If it does turn out to be AFCW v MK Dons then the club I am sure will be very professional in its response, as indicated in the statement at [new window] www.afcwimbledon.co.uk . However the real fans will have to decide. Do they boycott the game (which would mean the club would lose badly needed revenue) or if they do attend, how do they behave towards the visitors? Various options have been discussed so far, but I think that if this fixture is held, then my best approach as a season ticket holder would be to purchase a ticket and then not go to the game or else attend but not take a place on the terrace or in the stand. Anyway the 1st round replays have to be held before the Dons fans face what could be some difficult choices. Neutrals have a lot of sympathy for them and nothing must be done by supporters at Kingsmeadow that would alienate the wider soccer fraternity.

UPDATE: The match that some media people would like to have seen will not happen (sighs of relief all around Kingsmeadow). Stevenage overcame MK Dons in a thrilling finish decided by penalties after extra time. The Dons needed extra time too as they overcame a very lively Ebbsfleet United 3-2 in their replay. Nice one Sammy!! So it’s a home match to look forward to now in the FA Cup second round against Stevenage on November 27th. The game will be televised live by ITV sport as they are now following the fortunes of AFC Wimbledon. The kick-off time has therefore been altered to 12.50pm.

From the website (new window) www.afcwimbledon.co.uk a brief description of how the Dons overcame Ebbsfleet:
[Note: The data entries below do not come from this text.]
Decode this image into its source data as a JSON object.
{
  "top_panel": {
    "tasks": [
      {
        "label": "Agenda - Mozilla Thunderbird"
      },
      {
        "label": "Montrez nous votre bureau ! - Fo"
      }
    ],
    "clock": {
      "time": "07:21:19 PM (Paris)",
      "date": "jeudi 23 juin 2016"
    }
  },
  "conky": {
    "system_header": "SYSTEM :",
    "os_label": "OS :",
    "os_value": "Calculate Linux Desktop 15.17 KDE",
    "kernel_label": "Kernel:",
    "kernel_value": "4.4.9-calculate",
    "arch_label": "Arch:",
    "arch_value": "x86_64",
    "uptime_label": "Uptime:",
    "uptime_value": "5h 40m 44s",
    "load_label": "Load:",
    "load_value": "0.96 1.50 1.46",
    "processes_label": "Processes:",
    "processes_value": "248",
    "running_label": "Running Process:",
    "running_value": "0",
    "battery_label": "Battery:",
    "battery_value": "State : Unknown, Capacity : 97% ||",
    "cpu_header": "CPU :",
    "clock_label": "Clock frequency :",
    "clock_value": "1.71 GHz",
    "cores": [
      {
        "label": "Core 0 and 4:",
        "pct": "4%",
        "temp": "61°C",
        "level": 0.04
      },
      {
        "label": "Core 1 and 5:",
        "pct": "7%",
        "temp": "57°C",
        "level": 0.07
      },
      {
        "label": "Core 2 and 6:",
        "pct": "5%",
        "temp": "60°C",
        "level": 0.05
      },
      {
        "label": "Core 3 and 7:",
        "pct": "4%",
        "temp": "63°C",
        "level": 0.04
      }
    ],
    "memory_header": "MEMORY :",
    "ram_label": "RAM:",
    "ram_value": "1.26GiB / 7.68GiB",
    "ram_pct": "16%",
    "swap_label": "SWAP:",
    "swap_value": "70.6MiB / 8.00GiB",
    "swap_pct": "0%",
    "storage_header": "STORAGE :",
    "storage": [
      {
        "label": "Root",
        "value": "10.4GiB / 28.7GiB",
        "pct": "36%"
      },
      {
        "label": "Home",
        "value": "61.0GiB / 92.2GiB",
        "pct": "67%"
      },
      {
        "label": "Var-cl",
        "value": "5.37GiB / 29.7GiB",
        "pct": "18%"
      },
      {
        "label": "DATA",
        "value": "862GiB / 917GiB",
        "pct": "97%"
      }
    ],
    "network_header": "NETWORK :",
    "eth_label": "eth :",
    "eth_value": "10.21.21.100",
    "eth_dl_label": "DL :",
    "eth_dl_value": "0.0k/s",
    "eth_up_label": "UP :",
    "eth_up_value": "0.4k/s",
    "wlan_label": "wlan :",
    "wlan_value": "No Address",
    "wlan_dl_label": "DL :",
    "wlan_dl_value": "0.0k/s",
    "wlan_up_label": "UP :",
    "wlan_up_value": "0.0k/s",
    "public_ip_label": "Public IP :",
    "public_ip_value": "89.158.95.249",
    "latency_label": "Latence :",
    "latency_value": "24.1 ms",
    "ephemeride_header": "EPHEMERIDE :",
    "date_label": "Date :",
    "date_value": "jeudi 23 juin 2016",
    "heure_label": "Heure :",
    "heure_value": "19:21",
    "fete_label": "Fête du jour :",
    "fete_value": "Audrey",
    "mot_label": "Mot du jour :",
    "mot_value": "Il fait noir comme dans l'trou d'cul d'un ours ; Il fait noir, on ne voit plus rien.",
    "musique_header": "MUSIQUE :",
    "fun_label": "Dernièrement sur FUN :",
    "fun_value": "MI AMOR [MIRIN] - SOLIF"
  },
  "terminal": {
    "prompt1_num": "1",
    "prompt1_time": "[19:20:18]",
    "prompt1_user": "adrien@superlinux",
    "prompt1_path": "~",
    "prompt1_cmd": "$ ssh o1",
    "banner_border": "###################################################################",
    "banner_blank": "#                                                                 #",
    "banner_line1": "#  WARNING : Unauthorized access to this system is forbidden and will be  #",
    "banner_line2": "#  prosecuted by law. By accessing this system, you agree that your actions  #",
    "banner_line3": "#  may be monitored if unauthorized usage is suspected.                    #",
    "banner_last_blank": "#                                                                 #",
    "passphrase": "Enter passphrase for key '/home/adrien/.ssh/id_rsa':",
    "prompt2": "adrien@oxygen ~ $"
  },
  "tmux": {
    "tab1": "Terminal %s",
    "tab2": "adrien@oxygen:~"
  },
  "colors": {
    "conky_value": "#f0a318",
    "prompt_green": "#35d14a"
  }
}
In a pulsating game Sammy Moore scored an equaliser in the fifth minute of added on time to take the match into extra time and then the winner in the last minute of extra time. Mark Nwokeji had put Wimbledon ahead after 8 minutes heading home but a brace from Ashley Carew after 12 and 19 minutes put the home team ahead. Both teams created a number of chances with the two goalkeepers pulling off great saves.